And Dryer has led, developing a unique and identifiable style. Perhaps just as importantly, she has led with her lifestyle—showing burgeoning local artists that talent, when coupled with tenacity and hard work, pays off in this city. Her work is shown and sold through galleries in five cities—Masters Gallery (Calgary), Elevation Gallery (Canmore), The Front Gallery (Edmonton), Assiniboia Gallery (Regina), and Canvas Gallery (Toronto)—and her canvasses sell internationally, fetching prices from $600 to $6,000, and climbing upwards. “I have tried to set reasonable prices that are determined rather objectively, through the canvas size,” Dryer says, rather than the attachment/effort of any one piece. “The prices increase over time, as I continue to establish myself as artist.”

If you watch Fargo, you might have spotted several Dryer paintings in the background of Billy Bob Thornton’s character’s apartment. But if she has a niche—she’s not sure she does—it might be capturing “significant and simple moments in time.” Those are the commissions that she remembers with the most fondness: painting a wedding on Prince’s Island “live,” capturing a dying man’s spark and spirit for his family, celebrating a child’s birth, recreating the memory of a canoe trip with a loved one for someone who fell in love with one of her Yukon canoe paintings…

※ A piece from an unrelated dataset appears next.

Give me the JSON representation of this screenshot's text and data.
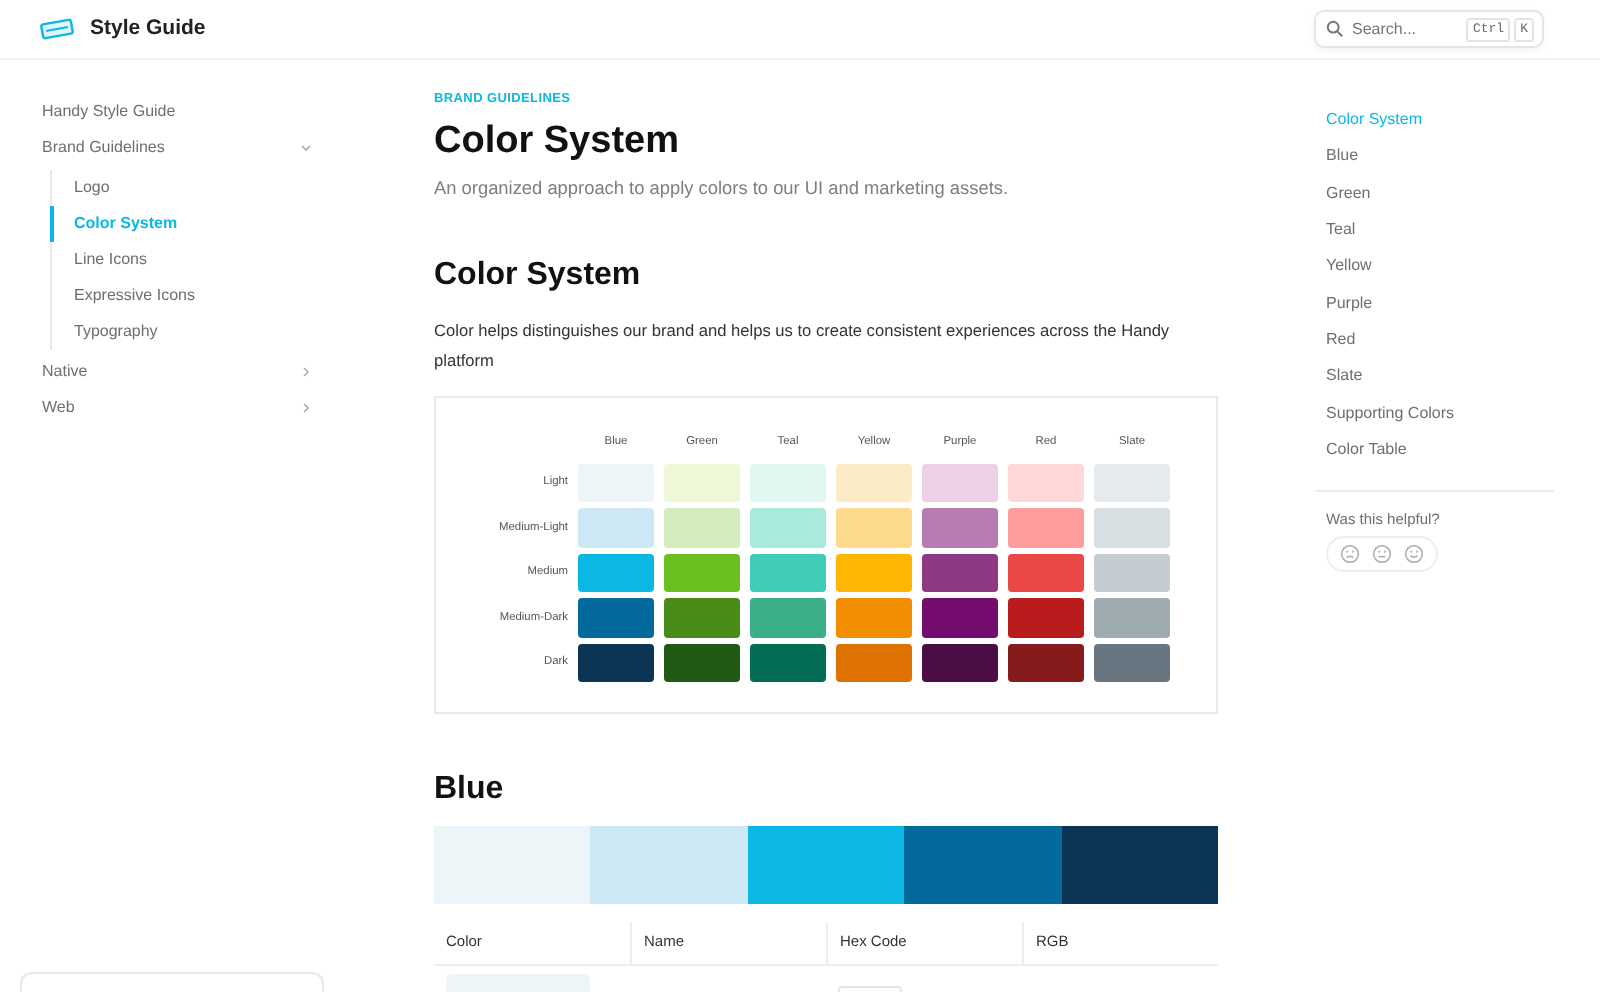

Her art gives. Metaphorically—one of her recent paintings was purchased by a woman fighting cancer and undergoing therapy, “to give her hope throughout the process” —and literally. Over the course of the year, Dryer donates works of art to organizations such as the Calgary Philharmonic Orchestra, the Calgary Opera, the Doorway, the Banff Centre, Mount Royal University, the Glenbow Museum, the Medical Ministry International (USA), and others. Over the past 12 years, these art donations have raised at least $50,000 for their recipients. “I hope that my painting donations will continue to raise funds and awareness for the many organizations going on within our city and beyond,” says Dryer.

When she’s not creating and giving of herself in that way, she’s teaching—art to adults who need to remember how to play and be bold on canvas, literacy to children who are struggling with words on a page as she did when she was a child. “I love listening to my little reading ‘buddy’ at the Read With Me Program express himself and his voice,” she says. “In the span of a year and a half, my young buddy went from barely being able to read, to novels. His expressive voice, reading about dinosaurs and heroic mice, made me feel that my work had made a difference.”


Candidate: Amy Diane Dryer

Age: 35 years old

Job Title: Artist, Fragments of Soul

Why she’s a Top 40: Talented and tenacious, she lives her talent, gives her talent, and changes the lives of the people she touches with her art, her personality, and her generosity. If anyone ever tells you artists can’t thrive in Calgary—introduce them to Amy Dryer, and she will change their minds.


What the best piece of advice you’ve received?

“You’re a Dryer, hold your head up,” my four-foot-nothing Grammy would tell me. Whenever I feel upset, a little nervous entering a solo art show or giving an artist talk… I would think of her and hold my head a little higher. … I am her granddaughter, heart in hand, head up, creating and loving fiercely.

What is the hardest lesson you’ve learned?

With all my tenacity and determination, I can’t control the outcome of many situations. Though I have plans, lists, and goals, I also have to let life unfold, as it will. I continually “let go” into the process. Sometimes life breaks your heart and sometimes it lifts it, lightens it. Paintings reflect that process. You let yourself fall into the mystery of creativity without often knowing the outcome.

What inspires you to work so hard?

My work is where I play and struggle simultaneously; the desire to make marks in my studio is where it all starts, but I also want to share the work and process with the public. Though the paintings start in a place of solitude, the desire to share, show, talk about and sell the work spurs me on. To share this best part of myself – my expression – is the gift that I can give while I’m here.

There is so much more to Dryer than this snippet above. And before I could write that, I had to write this: An afternoon with Amy Dryer